Migrants or non-migrants, today we all live in a digital world. As we travel, pay, communicate, learn and network on different digital and social platforms, our personal virtual networks keep growing and speak about us through the electronic signatures we leave every time we interface with ITC infrastructures.
The massive amount of data generated by digital tools offers new research opportunities, but it also poses new challenges for the established ‘working’ methods traditionally employed within the humanities and social sciences, such as novel methods, the categorization of the data, and new paradigms and ethical approaches.
How can we best make use of this new ‘raw material’ in our research on human migration? How can methods imported from the quantitative sciences such as statistical processing, graph theory, or mathematical modeling be used to find common ground with those employed within the qualitative social sciences with which they sometimes conflict? Finally, what epistemological concepts can we introduce to accompany the development of digitalization? Can we speak of a digital theory of migration?
As this new generation sociology emerges, it becomes imperative to be able to effectively analyze and interpret the newly available big and small databases and analyze the genesis of categories and categorization issues as new cognitive turning points in migration studies.
The goal of the Diasporas Lab Day workshop is to renew and/or adapt existing research methodologies and to promote the development and diffusion of new ones within the broad field of human migration studies. We will discuss tools for mapping migrant flows and dispersion, modeling cultural integration by data, and providing knowledge about migrant sentiment analysis. We will also attempt to explore new research fields within immersive sociology.
Please send your questions to: firstname.lastname@example.org
(Telecom ParisTech I3 CNRS)
Maria D'Orsogna (California State University, Northridge (CSU Northridge), Math)

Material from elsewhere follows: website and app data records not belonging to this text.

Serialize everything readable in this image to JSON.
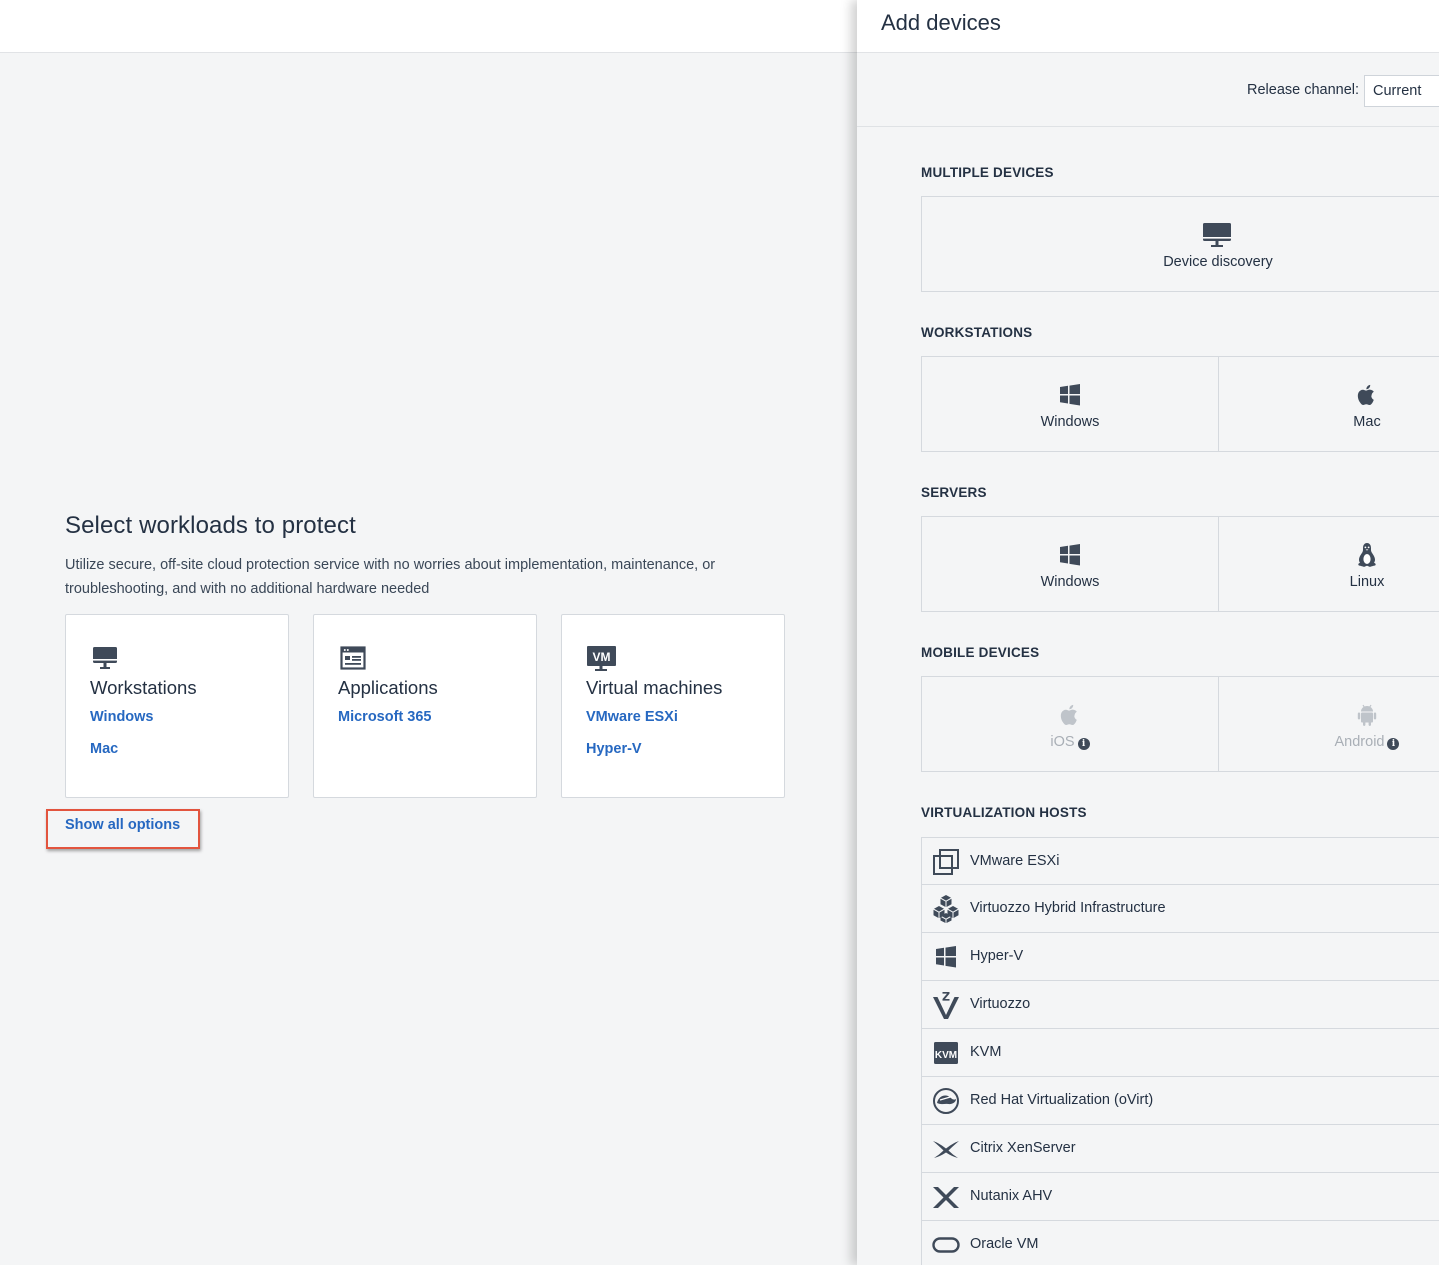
{
  "main": {
    "title": "Select workloads to protect",
    "description": "Utilize secure, off-site cloud protection service with no worries about implementation, maintenance, or troubleshooting, and with no additional hardware needed",
    "cards": [
      {
        "title": "Workstations",
        "icon": "monitor-icon",
        "links": [
          "Windows",
          "Mac"
        ]
      },
      {
        "title": "Applications",
        "icon": "application-window-icon",
        "links": [
          "Microsoft 365"
        ]
      },
      {
        "title": "Virtual machines",
        "icon": "vm-icon",
        "icon_text": "VM",
        "links": [
          "VMware ESXi",
          "Hyper-V"
        ]
      }
    ],
    "show_all_label": "Show all options",
    "highlight_color": "#e2543e",
    "link_color": "#2668c1"
  },
  "panel": {
    "title": "Add devices",
    "release_channel_label": "Release channel:",
    "release_channel_value": "Current",
    "sections": {
      "multiple": {
        "title": "MULTIPLE DEVICES",
        "items": [
          {
            "label": "Device discovery",
            "icon": "monitor-icon"
          }
        ]
      },
      "workstations": {
        "title": "WORKSTATIONS",
        "items": [
          {
            "label": "Windows",
            "icon": "windows-icon"
          },
          {
            "label": "Mac",
            "icon": "apple-icon"
          }
        ]
      },
      "servers": {
        "title": "SERVERS",
        "items": [
          {
            "label": "Windows",
            "icon": "windows-icon"
          },
          {
            "label": "Linux",
            "icon": "linux-penguin-icon"
          }
        ]
      },
      "mobile": {
        "title": "MOBILE DEVICES",
        "items": [
          {
            "label": "iOS",
            "icon": "apple-icon",
            "disabled": true
          },
          {
            "label": "Android",
            "icon": "android-icon",
            "disabled": true
          }
        ]
      },
      "virtualization": {
        "title": "VIRTUALIZATION HOSTS",
        "items": [
          {
            "label": "VMware ESXi",
            "icon": "vmware-icon"
          },
          {
            "label": "Virtuozzo Hybrid Infrastructure",
            "icon": "cubes-icon"
          },
          {
            "label": "Hyper-V",
            "icon": "windows-icon"
          },
          {
            "label": "Virtuozzo",
            "icon": "virtuozzo-icon"
          },
          {
            "label": "KVM",
            "icon": "kvm-icon",
            "icon_text": "KVM"
          },
          {
            "label": "Red Hat Virtualization (oVirt)",
            "icon": "redhat-icon"
          },
          {
            "label": "Citrix XenServer",
            "icon": "citrix-icon"
          },
          {
            "label": "Nutanix AHV",
            "icon": "nutanix-icon"
          },
          {
            "label": "Oracle VM",
            "icon": "oracle-icon"
          }
        ]
      }
    }
  }
}
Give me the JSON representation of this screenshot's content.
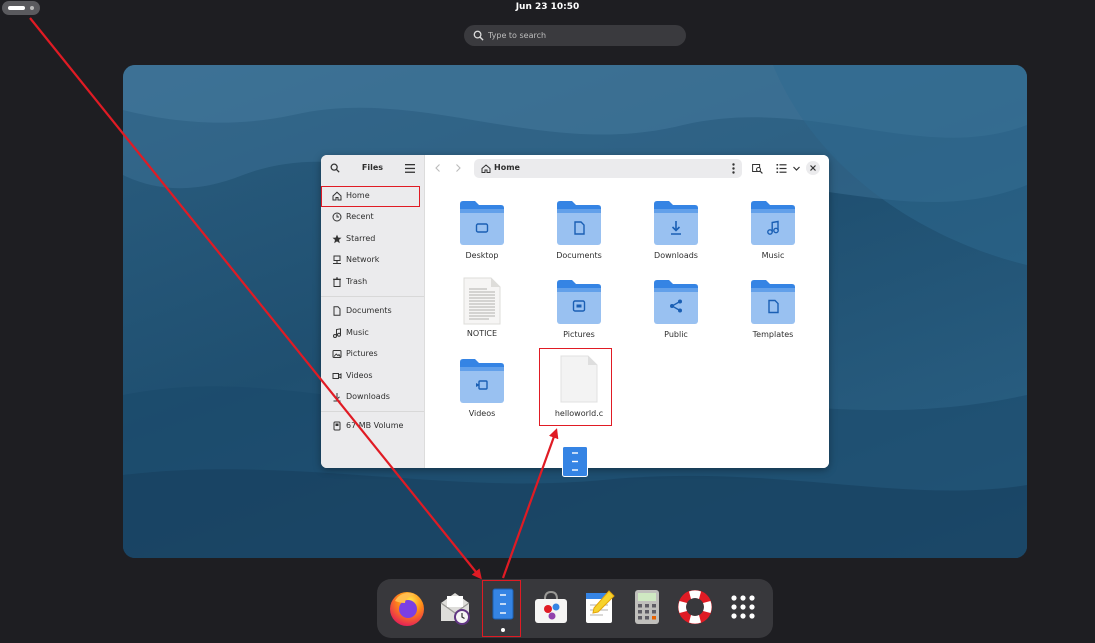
{
  "topbar": {
    "clock": "Jun 23  10:50",
    "search_placeholder": "Type to search"
  },
  "files_window": {
    "title": "Files",
    "path": "Home",
    "sidebar": {
      "places": [
        {
          "label": "Home",
          "icon": "home-icon"
        },
        {
          "label": "Recent",
          "icon": "clock-icon"
        },
        {
          "label": "Starred",
          "icon": "star-icon"
        },
        {
          "label": "Network",
          "icon": "network-icon"
        },
        {
          "label": "Trash",
          "icon": "trash-icon"
        }
      ],
      "bookmarks": [
        {
          "label": "Documents",
          "icon": "document-icon"
        },
        {
          "label": "Music",
          "icon": "music-icon"
        },
        {
          "label": "Pictures",
          "icon": "picture-icon"
        },
        {
          "label": "Videos",
          "icon": "video-icon"
        },
        {
          "label": "Downloads",
          "icon": "download-icon"
        }
      ],
      "devices": [
        {
          "label": "67 MB Volume",
          "icon": "drive-icon"
        }
      ]
    },
    "items": [
      {
        "label": "Desktop",
        "type": "folder",
        "emblem": "desktop"
      },
      {
        "label": "Documents",
        "type": "folder",
        "emblem": "documents"
      },
      {
        "label": "Downloads",
        "type": "folder",
        "emblem": "downloads"
      },
      {
        "label": "Music",
        "type": "folder",
        "emblem": "music"
      },
      {
        "label": "NOTICE",
        "type": "text-file"
      },
      {
        "label": "Pictures",
        "type": "folder",
        "emblem": "pictures"
      },
      {
        "label": "Public",
        "type": "folder",
        "emblem": "public"
      },
      {
        "label": "Templates",
        "type": "folder",
        "emblem": "templates"
      },
      {
        "label": "Videos",
        "type": "folder",
        "emblem": "videos"
      },
      {
        "label": "helloworld.c",
        "type": "file"
      }
    ]
  },
  "dock": {
    "apps": [
      {
        "name": "Firefox",
        "icon": "firefox-icon"
      },
      {
        "name": "Evolution",
        "icon": "mail-clock-icon"
      },
      {
        "name": "Files",
        "icon": "files-icon",
        "running": true
      },
      {
        "name": "Software",
        "icon": "software-icon"
      },
      {
        "name": "Text Editor",
        "icon": "text-editor-icon"
      },
      {
        "name": "Calculator",
        "icon": "calculator-icon"
      },
      {
        "name": "Help",
        "icon": "help-icon"
      },
      {
        "name": "Show Apps",
        "icon": "app-grid-icon"
      }
    ]
  },
  "colors": {
    "folder": "#62a0ea",
    "folder_dark": "#3584e4",
    "annotation": "#e01b24",
    "dash": "#38383c",
    "workspace": "#245a7e"
  }
}
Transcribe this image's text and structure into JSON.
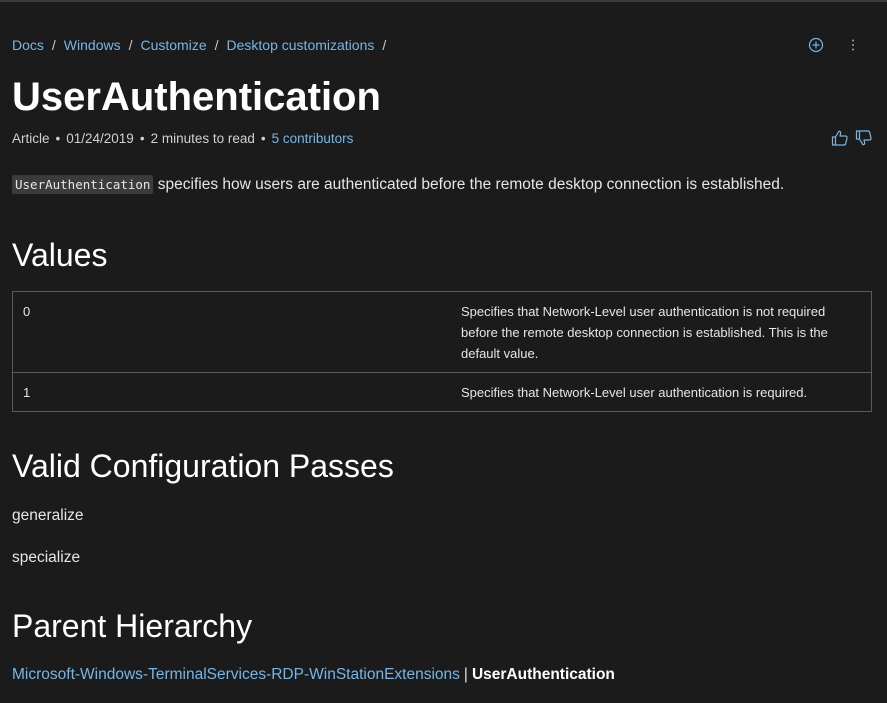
{
  "breadcrumb": {
    "items": [
      "Docs",
      "Windows",
      "Customize",
      "Desktop customizations"
    ],
    "separator": "/"
  },
  "actions": {
    "add_icon": "circle-plus-icon",
    "more_icon": "vertical-ellipsis-icon"
  },
  "article": {
    "title": "UserAuthentication",
    "meta": {
      "type": "Article",
      "date": "01/24/2019",
      "read_time": "2 minutes to read",
      "contributors": "5 contributors"
    },
    "feedback": {
      "like_icon": "thumbs-up-icon",
      "dislike_icon": "thumbs-down-icon"
    },
    "intro_code": "UserAuthentication",
    "intro_text": " specifies how users are authenticated before the remote desktop connection is established."
  },
  "values_section": {
    "heading": "Values",
    "rows": [
      {
        "value": "0",
        "description": "Specifies that Network-Level user authentication is not required before the remote desktop connection is established. This is the default value."
      },
      {
        "value": "1",
        "description": "Specifies that Network-Level user authentication is required."
      }
    ]
  },
  "passes_section": {
    "heading": "Valid Configuration Passes",
    "items": [
      "generalize",
      "specialize"
    ]
  },
  "parent_section": {
    "heading": "Parent Hierarchy",
    "parent_link": "Microsoft-Windows-TerminalServices-RDP-WinStationExtensions",
    "separator": "|",
    "current": "UserAuthentication"
  },
  "colors": {
    "background": "#1b1b1b",
    "link": "#75b6e7",
    "text": "#e6e6e6",
    "heading": "#ffffff"
  }
}
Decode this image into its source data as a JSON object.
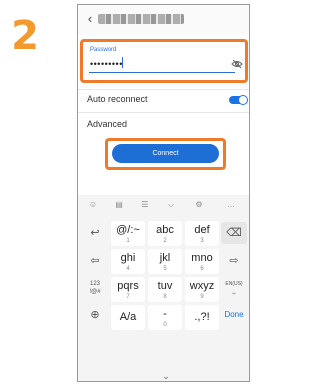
{
  "step": "2",
  "header": {
    "network_name": "▪▪▪▪▪▪▪▪▪"
  },
  "password": {
    "label": "Password",
    "value": "•••••••••"
  },
  "settings": {
    "auto_reconnect_label": "Auto reconnect",
    "auto_reconnect_on": true,
    "advanced_label": "Advanced"
  },
  "connect_label": "Connect",
  "keyboard": {
    "toolbar": [
      "☺",
      "▤",
      "☰",
      "⌵",
      "⚙",
      "…"
    ],
    "rows": [
      [
        {
          "main": "@/:~",
          "sub": "1"
        },
        {
          "main": "abc",
          "sub": "2"
        },
        {
          "main": "def",
          "sub": "3"
        }
      ],
      [
        {
          "main": "ghi",
          "sub": "4"
        },
        {
          "main": "jkl",
          "sub": "5"
        },
        {
          "main": "mno",
          "sub": "6"
        }
      ],
      [
        {
          "main": "pqrs",
          "sub": "7"
        },
        {
          "main": "tuv",
          "sub": "8"
        },
        {
          "main": "wxyz",
          "sub": "9"
        }
      ],
      [
        {
          "main": "A/a",
          "sub": ""
        },
        {
          "main": "-",
          "sub": "0"
        },
        {
          "main": ".,?!",
          "sub": ""
        }
      ]
    ],
    "left_keys": [
      "↩",
      "⇦",
      "123\n!@#",
      "⊕"
    ],
    "right_keys": [
      "⌫",
      "⇨",
      "EN(US)\n␣",
      "Done"
    ]
  },
  "colors": {
    "accent_orange": "#ee7a2a",
    "primary_blue": "#1d6fd6"
  }
}
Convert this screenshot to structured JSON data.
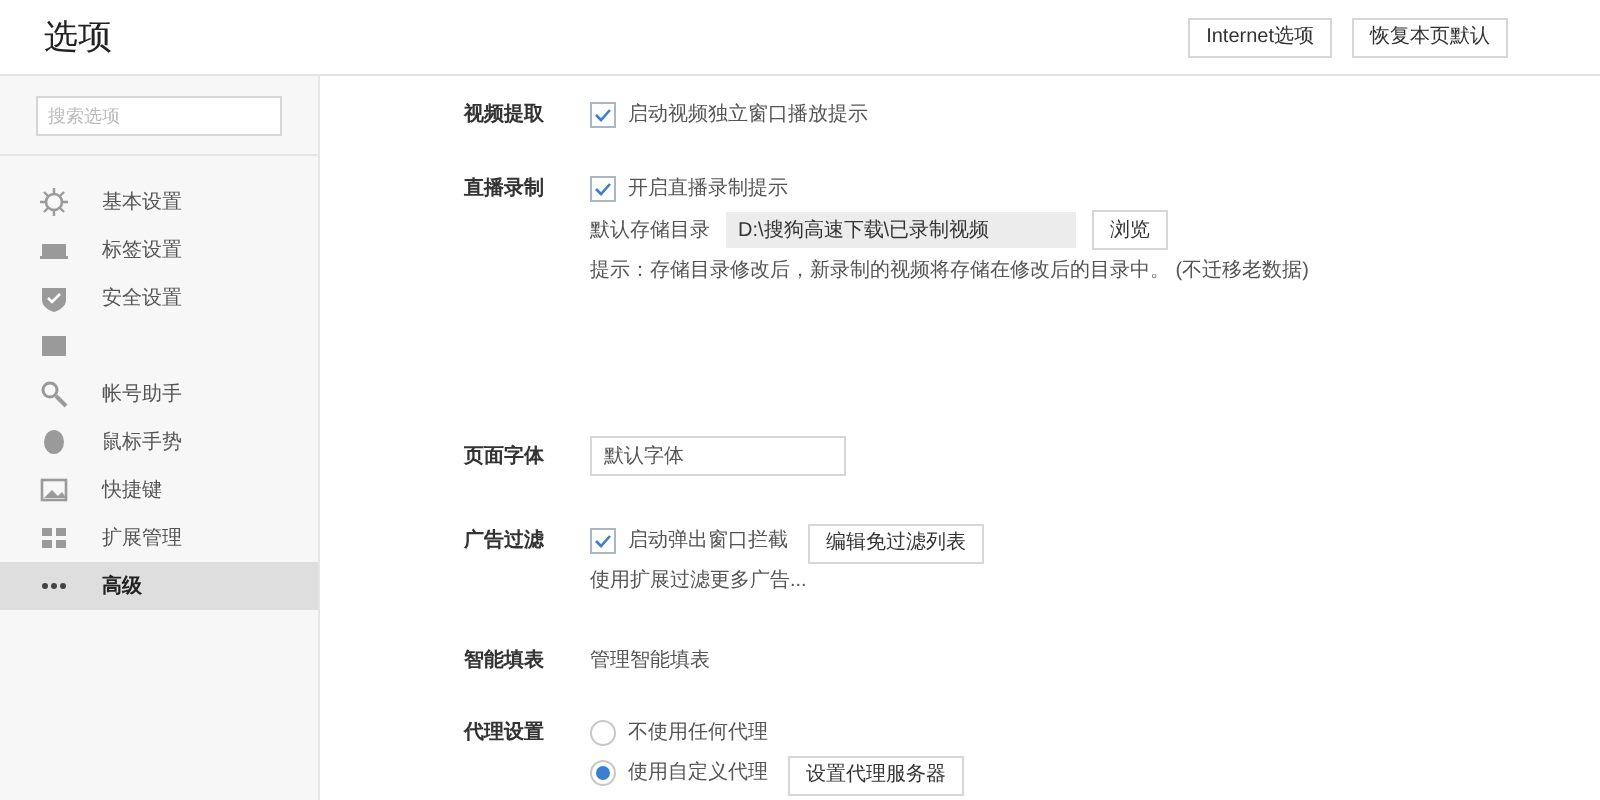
{
  "window": {
    "title": "选项"
  },
  "header_buttons": [
    "Internet选项",
    "恢复本页默认"
  ],
  "sidebar": {
    "search": {
      "placeholder": "搜索选项"
    },
    "items": [
      {
        "kind": "gear",
        "label": "基本设置",
        "selected": false
      },
      {
        "kind": "tab",
        "label": "标签设置",
        "selected": false
      },
      {
        "kind": "shield",
        "label": "安全设置",
        "selected": false
      },
      {
        "kind": "box",
        "selected": false
      },
      {
        "kind": "search",
        "label": "帐号助手",
        "selected": false
      },
      {
        "kind": "mouse",
        "label": "鼠标手势",
        "selected": false
      },
      {
        "kind": "key",
        "label": "快捷键",
        "selected": false
      },
      {
        "kind": "grid",
        "label": "扩展管理",
        "selected": false
      },
      {
        "kind": "dots",
        "label": "高级",
        "selected": true
      }
    ]
  },
  "sections": [
    {
      "title": "视频提取",
      "rows": [
        {
          "kind": "checkbox",
          "label": "启动视频独立窗口播放提示",
          "checked": true
        }
      ]
    },
    {
      "title": "直播录制",
      "rows": [
        {
          "kind": "checkbox",
          "label": "开启直播录制提示",
          "checked": true
        },
        {
          "kind": "path",
          "label": "默认存储目录",
          "value": "D:\\搜狗高速下载\\已录制视频",
          "button": "浏览"
        },
        {
          "kind": "text",
          "text": "提示：存储目录修改后，新录制的视频将存储在修改后的目录中。 (不迁移老数据)"
        }
      ]
    },
    {
      "title": "页面字体",
      "rows": [
        {
          "kind": "select",
          "value": "默认字体"
        }
      ]
    },
    {
      "title": "广告过滤",
      "rows": [
        {
          "kind": "checkbox",
          "label": "启动弹出窗口拦截",
          "checked": true,
          "button": "编辑免过滤列表"
        },
        {
          "kind": "link",
          "text": "使用扩展过滤更多广告..."
        }
      ]
    },
    {
      "title": "智能填表",
      "rows": [
        {
          "kind": "link",
          "text": "管理智能填表"
        }
      ]
    },
    {
      "title": "代理设置",
      "rows": [
        {
          "kind": "radio",
          "label": "不使用任何代理",
          "selected": false
        },
        {
          "kind": "radio",
          "label": "使用自定义代理",
          "selected": true,
          "button": "设置代理服务器"
        }
      ]
    }
  ]
}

Leon Gurevitch (Victoria University of Wellington, Digital Media and Design Cultures)
Roger Waldinger (University of California, Los Angeles (UCLA))